Schumer Calls for Bipartisan Panel to Craft Climate Change Legislation

Senate Minority Leader Chuck Schumer (D-N.Y.) at a news conference at the Capitol on March 5, 2019. (AP Photo/J. Scott Applewhite)

WASHINGTON — Senate Minority Leader Chuck Schumer (D-N.Y.) introduced a resolution today urging colleagues to create a panel on climate change like the one created by Democrats in the House.

The move comes after Majority Leader Mitch McConnell (R-Ky.) vowed Tuesday to get Dems on the record soon on the Green New Deal plan to drastically cut emissions.

“The Green New Deal continues to be an interesting discussion for, particularly, Republicans and we will, of course, give our Democratic friends who’ve been advocating this proposal an opportunity to debate it and vote on it on the Senate floor sometime in the next couple of weeks,” McConnell said.

Schumer decried that today as a “political stunt” but said McConnell’s move has unintended consequences:  “For the first time in a long time the Senate is finally debating the issue of climate change — and it’s about time, if you ask me.”

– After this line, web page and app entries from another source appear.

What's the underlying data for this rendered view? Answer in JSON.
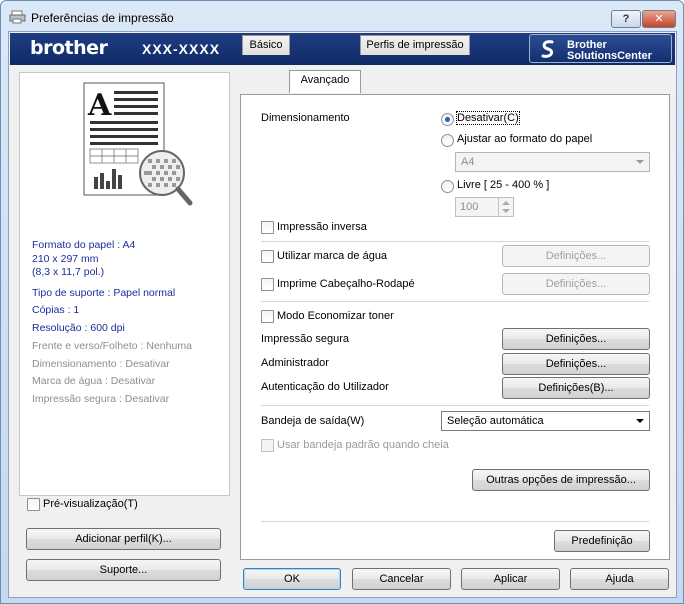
{
  "window": {
    "title": "Preferências de impressão",
    "help_label": "?",
    "close_label": "✕"
  },
  "banner": {
    "brand": "brother",
    "model": "XXX-XXXX",
    "solutions_line1": "Brother",
    "solutions_line2": "SolutionsCenter"
  },
  "summary": {
    "items": [
      "Formato do papel : A4",
      "210 x 297 mm",
      "(8,3 x 11,7 pol.)",
      "Tipo de suporte : Papel normal",
      "Cópias : 1",
      "Resolução : 600 dpi",
      "Frente e verso/Folheto : Nenhuma",
      "Dimensionamento : Desativar",
      "Marca de água : Desativar",
      "Impressão segura : Desativar"
    ],
    "preview_label": "Pré-visualização(T)",
    "add_profile_label": "Adicionar perfil(K)...",
    "support_label": "Suporte..."
  },
  "tabs": [
    "Básico",
    "Avançado",
    "Perfis de impressão"
  ],
  "advanced": {
    "scaling_label": "Dimensionamento",
    "scaling_off": "Desativar(C)",
    "scaling_fit": "Ajustar ao formato do papel",
    "paper_size": "A4",
    "scaling_free": "Livre [ 25 - 400 % ]",
    "free_value": "100",
    "reverse_print": "Impressão inversa",
    "watermark": "Utilizar marca de água",
    "header_footer": "Imprime Cabeçalho-Rodapé",
    "settings_label": "Definições...",
    "settings_b_label": "Definições(B)...",
    "toner_save": "Modo Economizar toner",
    "secure_print": "Impressão segura",
    "administrator": "Administrador",
    "user_auth": "Autenticação do Utilizador",
    "output_tray_label": "Bandeja de saída(W)",
    "output_tray_value": "Seleção automática",
    "use_default_tray": "Usar bandeja padrão quando cheia",
    "other_options": "Outras opções de impressão...",
    "default_label": "Predefinição"
  },
  "footer": {
    "ok": "OK",
    "cancel": "Cancelar",
    "apply": "Aplicar",
    "help": "Ajuda"
  },
  "colors": {
    "banner": "#13306d",
    "summary_text": "#1a2e9c",
    "radio_dot": "#2b5fbb"
  }
}
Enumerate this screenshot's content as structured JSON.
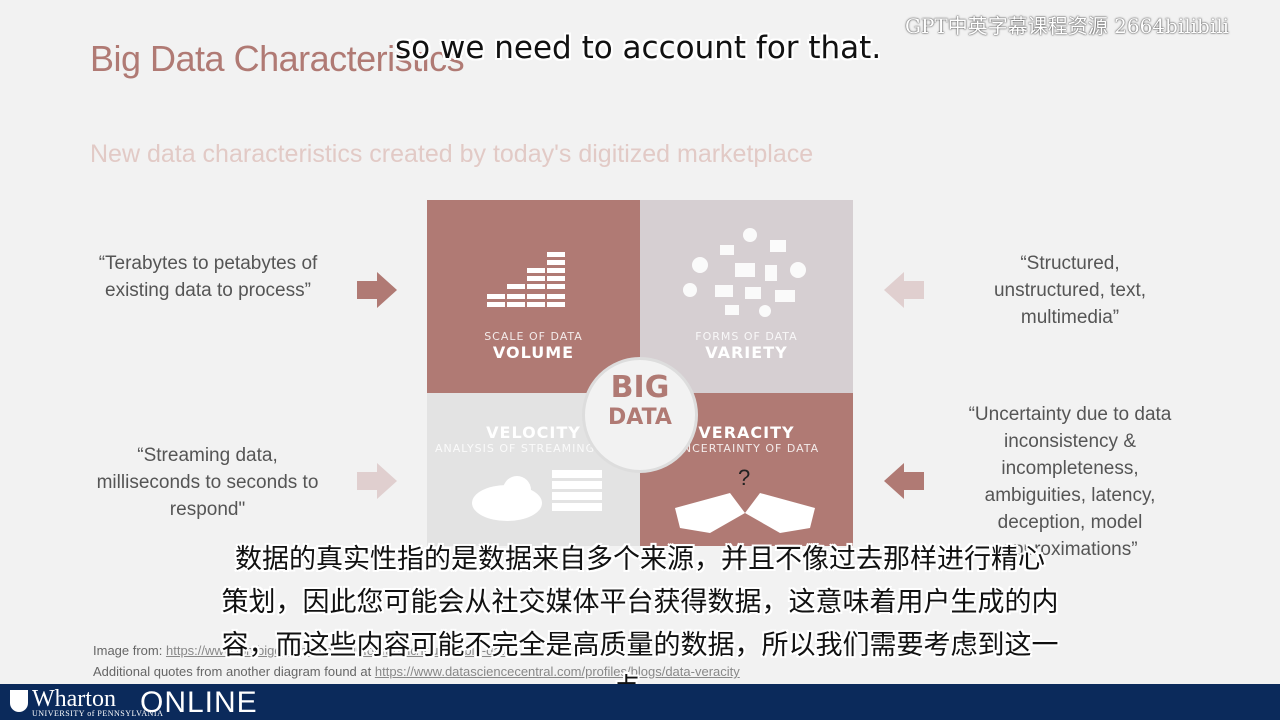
{
  "slide": {
    "title": "Big Data Characteristics",
    "subtitle": "New data characteristics created by today's digitized marketplace"
  },
  "watermark": "GPT中英字幕课程资源 2664bilibili",
  "subtitle_en": "so we need to account for that.",
  "subtitle_cn": [
    "数据的真实性指的是数据来自多个来源，并且不像过去那样进行精心",
    "策划，因此您可能会从社交媒体平台获得数据，这意味着用户生成的内",
    "容，而这些内容可能不完全是高质量的数据，所以我们需要考虑到这一",
    "点。"
  ],
  "quotes": {
    "volume": "“Terabytes to petabytes of existing data to process”",
    "variety": "“Structured, unstructured, text, multimedia”",
    "velocity": "“Streaming data, milliseconds to seconds to respond\"",
    "veracity": "“Uncertainty due to data inconsistency & incompleteness, ambiguities, latency, deception, model approximations”"
  },
  "diagram": {
    "center_line1": "BIG",
    "center_line2": "DATA",
    "volume_small": "SCALE OF DATA",
    "volume_big": "VOLUME",
    "variety_small": "FORMS OF DATA",
    "variety_big": "VARIETY",
    "velocity_big": "VELOCITY",
    "velocity_small": "ANALYSIS OF STREAMING DATA",
    "veracity_big": "VERACITY",
    "veracity_small": "UNCERTAINTY OF DATA",
    "question_mark": "?"
  },
  "credits": {
    "image_from_label": "Image from:",
    "image_from_link": "https://www.ibmbigdatahub.com/infographic/four-vs-big-data",
    "quotes_label": "Additional quotes from another diagram found at",
    "quotes_link": "https://www.datasciencecentral.com/profiles/blogs/data-veracity"
  },
  "footer": {
    "brand": "Wharton",
    "brand_sub": "UNIVERSITY of PENNSYLVANIA",
    "online": "ONLINE"
  },
  "colors": {
    "accent": "#b07a74",
    "variety_bg": "#d6cfd2",
    "velocity_bg": "#e3e3e3",
    "footer_bg": "#0b2a5b",
    "arrow": "#b07a74"
  }
}
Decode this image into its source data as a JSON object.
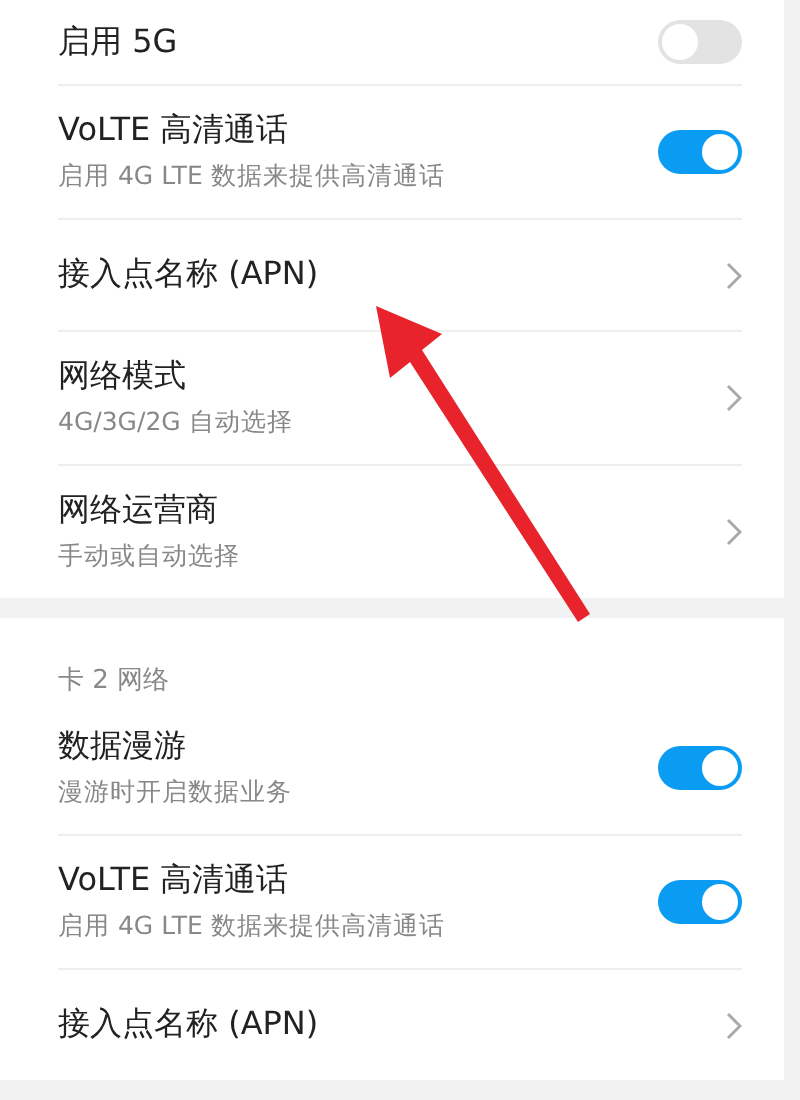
{
  "sections": [
    {
      "items": [
        {
          "kind": "toggle",
          "title": "启用 5G",
          "on": false
        },
        {
          "kind": "toggle",
          "title": "VoLTE 高清通话",
          "subtitle": "启用 4G LTE 数据来提供高清通话",
          "on": true
        },
        {
          "kind": "link",
          "title": "接入点名称 (APN)"
        },
        {
          "kind": "link",
          "title": "网络模式",
          "subtitle": "4G/3G/2G 自动选择"
        },
        {
          "kind": "link",
          "title": "网络运营商",
          "subtitle": "手动或自动选择"
        }
      ]
    },
    {
      "header": "卡 2 网络",
      "items": [
        {
          "kind": "toggle",
          "title": "数据漫游",
          "subtitle": "漫游时开启数据业务",
          "on": true
        },
        {
          "kind": "toggle",
          "title": "VoLTE 高清通话",
          "subtitle": "启用 4G LTE 数据来提供高清通话",
          "on": true
        },
        {
          "kind": "link",
          "title": "接入点名称 (APN)"
        }
      ]
    }
  ]
}
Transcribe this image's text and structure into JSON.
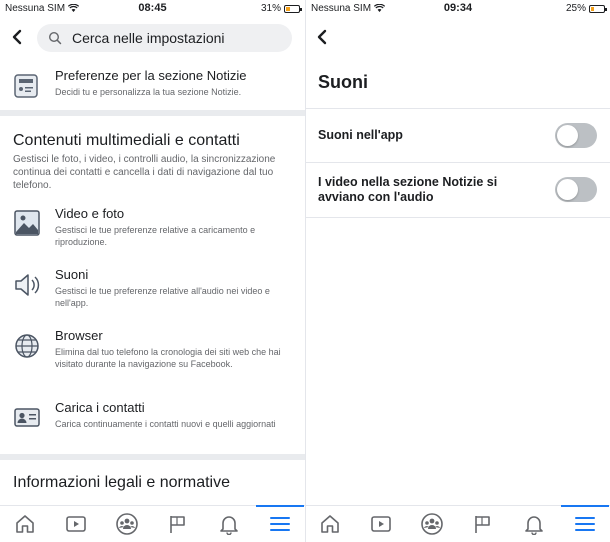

“Climate change is an urgent crisis, an existential threat to our country and our planet. The last four years have been the warmest four years on record. Sea levels are rising. Marine life and fishing communities are being destroyed. Wildfires have roared across the West and more powerful hurricanes have buffeted our coastlines. Over the next few decades, climate change will affect every part of American life: our health, our economy, our national security, even our geography,” Schumer said.

“For the same reason that we dedicate groups of senators to focus on health, national security, the judiciary, agriculture, banking, we should have a bipartisan group of senators who meet to focus on climate change,” he added. “To hold hearings, debate the issue, and to craft, refine, and enact legislation to address this problem.”

“I understand my friends on the other side of the aisle don’t like the Green New Deal. Ok, that’s fine. What’s your plan? Maybe a lot of members think they can get away without having to answer that question. They won’t. They won’t, and that’s why we need a committee focused on this, to bring Democrats and Republicans together on an issue that demands progress. So I will introduce a resolution to create a new committee on climate. Democrats believe this is an issue of surpassing importance. What do our Republican colleagues believe? We hope, sincerely, that our Republican friends will come around and view it the same way.”

McConnell slammed the Green New Deal point-by-point on the Senate floor this morning, adding that “a huge share of the bill would land at the feet of the American middle class.”

“There aren’t enough billionaires, to pay the trillions needed for this massive government plan. Even if Washington decided the IRS should grab every single cent of adjusted gross income above $1,000,000, it would only bring in a little over a tenth of what the ‘Green New Deal’ is estimated to cost annually. In fact, in order to break even on this proposal alone, the federal government would have to take 9 out of every ten dollars that every single American earns,” McConnell said.

“And you’d better believe that families’ last dollar would need to go toward keeping the lights on. By one analysis, middle-class families could see their power bills jump by more than $300 a month under the ‘Green New Deal.’ So, that would take up the last dollar they had left,” he added. “…There certainly is one ‘green’ thing about this sprawling proposal: The huge, unprecedented piles of middle-class families’ money that Democrats are itching to grab.”